- _Try it_: Set the data down again, exactly as it appears below.

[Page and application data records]
※

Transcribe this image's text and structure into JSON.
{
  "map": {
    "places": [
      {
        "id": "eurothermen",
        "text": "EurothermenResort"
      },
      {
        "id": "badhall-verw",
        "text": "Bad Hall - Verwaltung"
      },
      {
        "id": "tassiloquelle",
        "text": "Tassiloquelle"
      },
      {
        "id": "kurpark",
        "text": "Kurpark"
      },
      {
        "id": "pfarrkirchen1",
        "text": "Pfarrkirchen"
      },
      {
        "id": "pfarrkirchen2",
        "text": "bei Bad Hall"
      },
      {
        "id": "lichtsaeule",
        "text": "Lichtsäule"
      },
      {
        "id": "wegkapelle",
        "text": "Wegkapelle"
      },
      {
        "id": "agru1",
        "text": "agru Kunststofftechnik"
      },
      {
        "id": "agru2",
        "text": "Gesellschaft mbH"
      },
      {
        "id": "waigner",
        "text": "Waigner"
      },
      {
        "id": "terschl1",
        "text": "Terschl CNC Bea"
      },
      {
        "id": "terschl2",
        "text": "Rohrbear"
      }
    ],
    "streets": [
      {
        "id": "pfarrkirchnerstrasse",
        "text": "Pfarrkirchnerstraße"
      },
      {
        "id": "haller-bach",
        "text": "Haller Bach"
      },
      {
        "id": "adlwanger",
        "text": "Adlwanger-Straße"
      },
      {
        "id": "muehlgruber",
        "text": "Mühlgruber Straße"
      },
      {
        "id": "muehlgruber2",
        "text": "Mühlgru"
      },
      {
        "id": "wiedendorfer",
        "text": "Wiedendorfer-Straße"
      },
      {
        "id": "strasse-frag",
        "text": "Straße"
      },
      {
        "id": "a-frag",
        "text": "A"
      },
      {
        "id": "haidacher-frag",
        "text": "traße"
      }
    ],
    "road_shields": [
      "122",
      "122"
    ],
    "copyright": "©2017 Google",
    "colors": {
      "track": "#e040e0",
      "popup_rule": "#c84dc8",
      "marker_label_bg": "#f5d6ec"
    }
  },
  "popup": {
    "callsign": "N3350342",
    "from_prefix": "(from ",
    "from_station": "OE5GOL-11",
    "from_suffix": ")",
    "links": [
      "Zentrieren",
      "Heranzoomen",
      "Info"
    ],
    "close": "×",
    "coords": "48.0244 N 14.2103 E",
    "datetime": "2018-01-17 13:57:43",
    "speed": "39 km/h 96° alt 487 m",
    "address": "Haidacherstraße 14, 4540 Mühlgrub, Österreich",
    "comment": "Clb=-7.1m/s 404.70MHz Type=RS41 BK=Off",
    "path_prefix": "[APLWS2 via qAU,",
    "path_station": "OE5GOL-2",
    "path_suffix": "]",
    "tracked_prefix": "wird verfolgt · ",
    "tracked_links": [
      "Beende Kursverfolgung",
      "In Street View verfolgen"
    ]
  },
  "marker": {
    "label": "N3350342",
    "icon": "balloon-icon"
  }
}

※

- _Written solution_:
Transcribe this image's text and structure into JSON.
{
  "map": {
    "places": [
      {
        "id": "eurothermen",
        "text": "EurothermenResort"
      },
      {
        "id": "badhall-verw",
        "text": "Bad Hall - Verwaltung"
      },
      {
        "id": "tassiloquelle",
        "text": "Tassiloquelle"
      },
      {
        "id": "kurpark",
        "text": "Kurpark"
      },
      {
        "id": "pfarrkirchen1",
        "text": "Pfarrkirchen"
      },
      {
        "id": "pfarrkirchen2",
        "text": "bei Bad Hall"
      },
      {
        "id": "lichtsaeule",
        "text": "Lichtsäule"
      },
      {
        "id": "wegkapelle",
        "text": "Wegkapelle"
      },
      {
        "id": "agru1",
        "text": "agru Kunststofftechnik"
      },
      {
        "id": "agru2",
        "text": "Gesellschaft mbH"
      },
      {
        "id": "waigner",
        "text": "Waigner"
      },
      {
        "id": "terschl1",
        "text": "Terschl CNC Bea"
      },
      {
        "id": "terschl2",
        "text": "Rohrbear"
      }
    ],
    "streets": [
      {
        "id": "pfarrkirchnerstrasse",
        "text": "Pfarrkirchnerstraße"
      },
      {
        "id": "haller-bach",
        "text": "Haller Bach"
      },
      {
        "id": "adlwanger",
        "text": "Adlwanger-Straße"
      },
      {
        "id": "muehlgruber",
        "text": "Mühlgruber Straße"
      },
      {
        "id": "muehlgruber2",
        "text": "Mühlgru"
      },
      {
        "id": "wiedendorfer",
        "text": "Wiedendorfer-Straße"
      },
      {
        "id": "strasse-frag",
        "text": "Straße"
      },
      {
        "id": "a-frag",
        "text": "A"
      },
      {
        "id": "haidacher-frag",
        "text": "traße"
      }
    ],
    "road_shields": [
      "122",
      "122"
    ],
    "copyright": "©2017 Google",
    "colors": {
      "track": "#e040e0",
      "popup_rule": "#c84dc8",
      "marker_label_bg": "#f5d6ec"
    }
  },
  "popup": {
    "callsign": "N3350342",
    "from_prefix": "(from ",
    "from_station": "OE5GOL-11",
    "from_suffix": ")",
    "links": [
      "Zentrieren",
      "Heranzoomen",
      "Info"
    ],
    "close": "×",
    "coords": "48.0244 N 14.2103 E",
    "datetime": "2018-01-17 13:57:43",
    "speed": "39 km/h 96° alt 487 m",
    "address": "Haidacherstraße 14, 4540 Mühlgrub, Österreich",
    "comment": "Clb=-7.1m/s 404.70MHz Type=RS41 BK=Off",
    "path_prefix": "[APLWS2 via qAU,",
    "path_station": "OE5GOL-2",
    "path_suffix": "]",
    "tracked_prefix": "wird verfolgt · ",
    "tracked_links": [
      "Beende Kursverfolgung",
      "In Street View verfolgen"
    ]
  },
  "marker": {
    "label": "N3350342",
    "icon": "balloon-icon"
  }
}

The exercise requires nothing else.